ITC LAUNCHES INVESTIGATION ON POSSIBLE MODIFICATIONS
TO THE U.S. GENERALIZED SYSTEM OF PREFERENCES, 2003 REVIEW
The U.S. International Trade Commission (ITC) is seeking input for a newly initiated investigation concerning possible modifications to the Generalized System of Preferences (GSP).
The investigation, Advice Concerning Possible Modifications to the U.S. Generalized System of Preferences, 2003 Review (Investigation No. 332-459), was requested by the U.S. Trade Representative (USTR).
As requested, the ITC, an independent, nonpartisan, factfinding federal agency, will provide advice as to whether any industry in the United States is likely to be adversely affected by the addition of mufflers and exhaust pipes for motor vehicles and wheel rims for bicycles imported under HTS subheadings 8708.92.50 and 8714.92.10, respectively. Also, the Commission will provide advice as to whether any industry in the United States is likely to be adversely affected by the removal from eligibility for duty-free treatment under the GSP for adipic acid, HTS subheading 2917.12.10, and high-density polyethylene resins in primary forms, HTS subheadings 3901.10.00 (pt.) and 3901.20.00 (pt.); PET film, HTS subheading 3920.62.00; and PET bottle-grade resins in primary forms, HTS subheading 3907.60.00.10.
The study will also provide advice as to the adverse impacts of the granting of a waiver of the competitive need limits for fancy leather from Argentina, HTS subheading 4107.11.80; for cookware from Thailand, HTS subheading 7615.19.30; and for camcorders from Indonesia, HTS subheading 8525.40.80. "Competitive need limits" represent the maximum import level of a product that is eligible for duty-free treatment under the GSP; once the limit is reached, trade is considered "competitive," benefits are no longer needed, and imports of the article become ineligible for GSP treatment, unless a waiver is granted. With respect to the competitive need limit in section 503(c)(2)(A)(i)(I) of the 1974 Act, the Commission, as requested, will use the dollar value limit of $110,000,000.
The USTR will publish full article descriptions in the Federal Register.

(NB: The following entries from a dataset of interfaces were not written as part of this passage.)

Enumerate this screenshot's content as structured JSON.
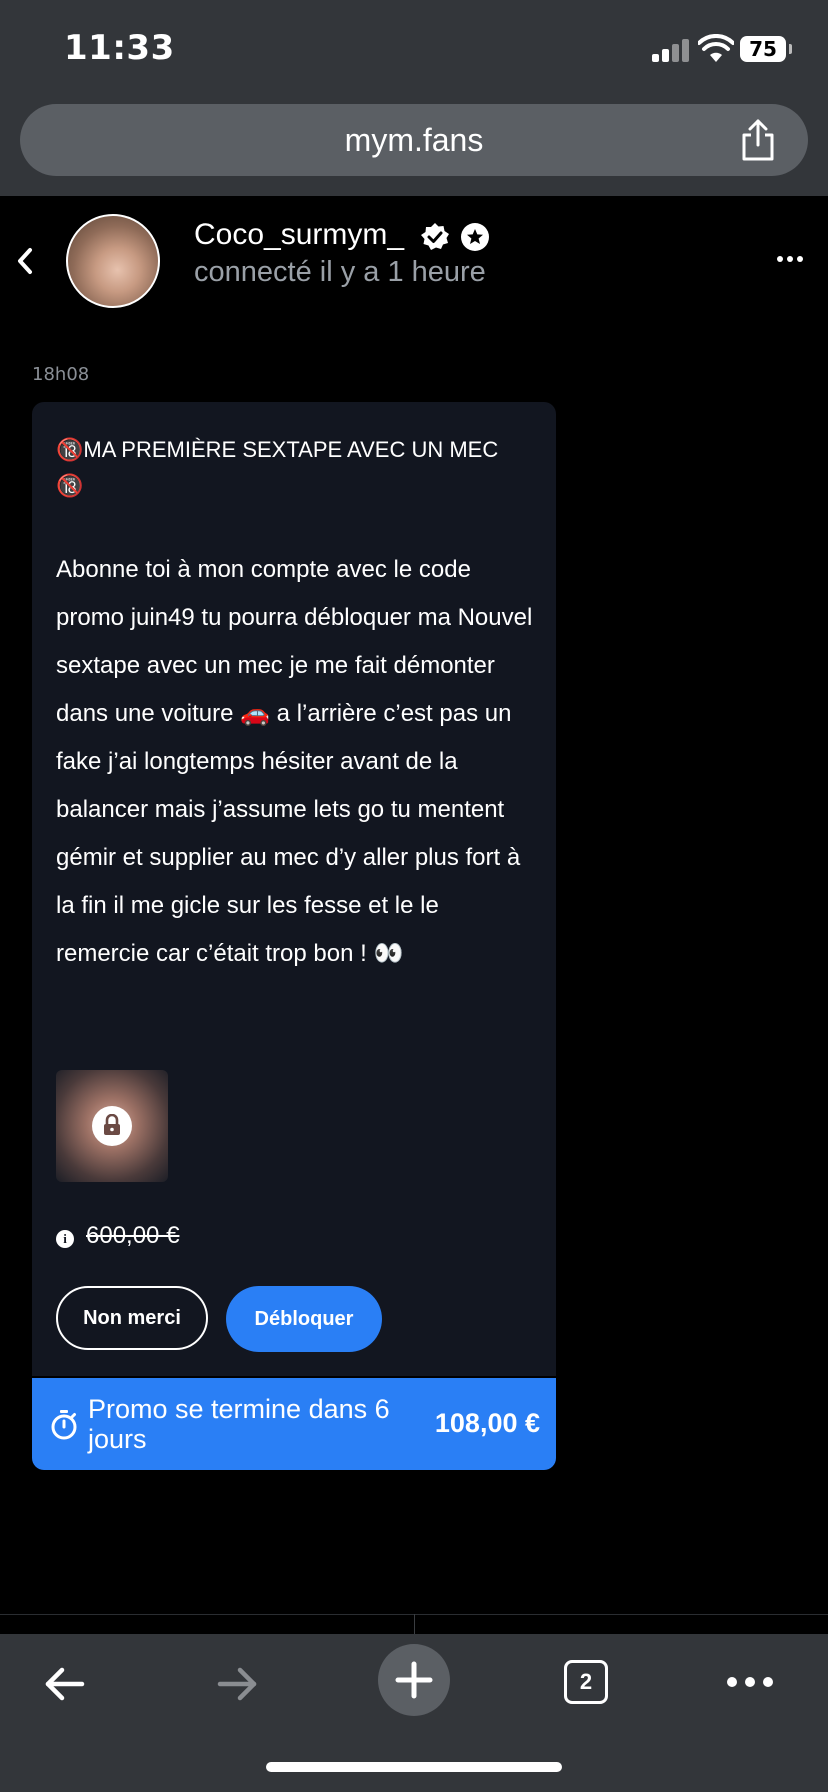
{
  "status": {
    "time": "11:33",
    "battery": "75"
  },
  "browser": {
    "url": "mym.fans",
    "tab_count": "2"
  },
  "profile": {
    "username": "Coco_surmym_",
    "last_seen": "connecté il y a 1 heure"
  },
  "message": {
    "timestamp": "18h08",
    "title": "🔞MA PREMIÈRE SEXTAPE AVEC UN MEC 🔞",
    "body": "Abonne toi à mon compte avec le code promo juin49 tu pourra débloquer ma Nouvel sextape avec un mec je me fait démonter dans une voiture 🚗 a l’arrière c’est pas un fake j’ai longtemps hésiter avant de la balancer mais j’assume lets go tu mentent gémir et supplier au mec d’y aller plus fort à la fin il me gicle sur les fesse et le le remercie car c’était trop bon ! 👀",
    "old_price": "600,00 €",
    "decline_label": "Non merci",
    "unlock_label": "Débloquer"
  },
  "promo": {
    "text": "Promo se termine dans 6 jours",
    "price": "108,00 €"
  },
  "colors": {
    "accent": "#2a7ff5",
    "card_bg": "#121620",
    "browser_chrome": "#33363a"
  },
  "icons": [
    "back-chevron-icon",
    "verified-icon",
    "star-badge-icon",
    "more-icon",
    "lock-icon",
    "info-icon",
    "timer-icon",
    "share-icon",
    "arrow-left-icon",
    "arrow-right-icon",
    "plus-icon",
    "tabs-icon",
    "dots-icon"
  ]
}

The ITC is expected to submit its confidential report to USTR by May 13, 2004. As soon as possible thereafter, the ITC will, as requested by USTR, issue a public version of the report containing only the unclassified sections, with any business confidential information deleted.
The ITC is seeking input for its new investigation from all interested parties and requests that the information focus on the articles for which the ITC is requested to provide information and advice. The ITC will hold a public hearing in connection with the investigation at 9:30 a.m. March 31, 2004. Requests to appear at the public hearing should be filed no later than 5:15 p.m. on March 4, 2004, with the Secretary, U.S. International Trade Commission, 500 E Street SW, Washington, DC 20436. In addition, persons appearing should file prehearing briefs (original and 14 copies) with the Secretary by the close of business on March 5, 2004. Posthearing briefs should be filed with the Secretary by close of business on April 2, 2004 For further information, please call 202-205-1806.
The ITC also welcomes written submissions for the record. Written submissions should be addressed to the Secretary to the Commission at the above address and should be submitted at the earliest practical date but no later than 5:15 p.m. on April 2, 2004.
ITC general factfinding investigations, such as this one, cover matters related to tariffs or trade and are generally conducted at the request of the U.S. Trade Representative, the Senate Committee on Finance, or the House Committee on Ways and Means. The resulting reports convey the Commission's objective findings and independent analyses on the subjects investigated. The Commission makes no recommendations on policy or other matters in its general factfinding reports. Upon completion of each investigation, the ITC submits its findings and analyses to the requester. General factfinding investigation reports are subsequently released to the public, unless they are classified by the requester for national security reasons.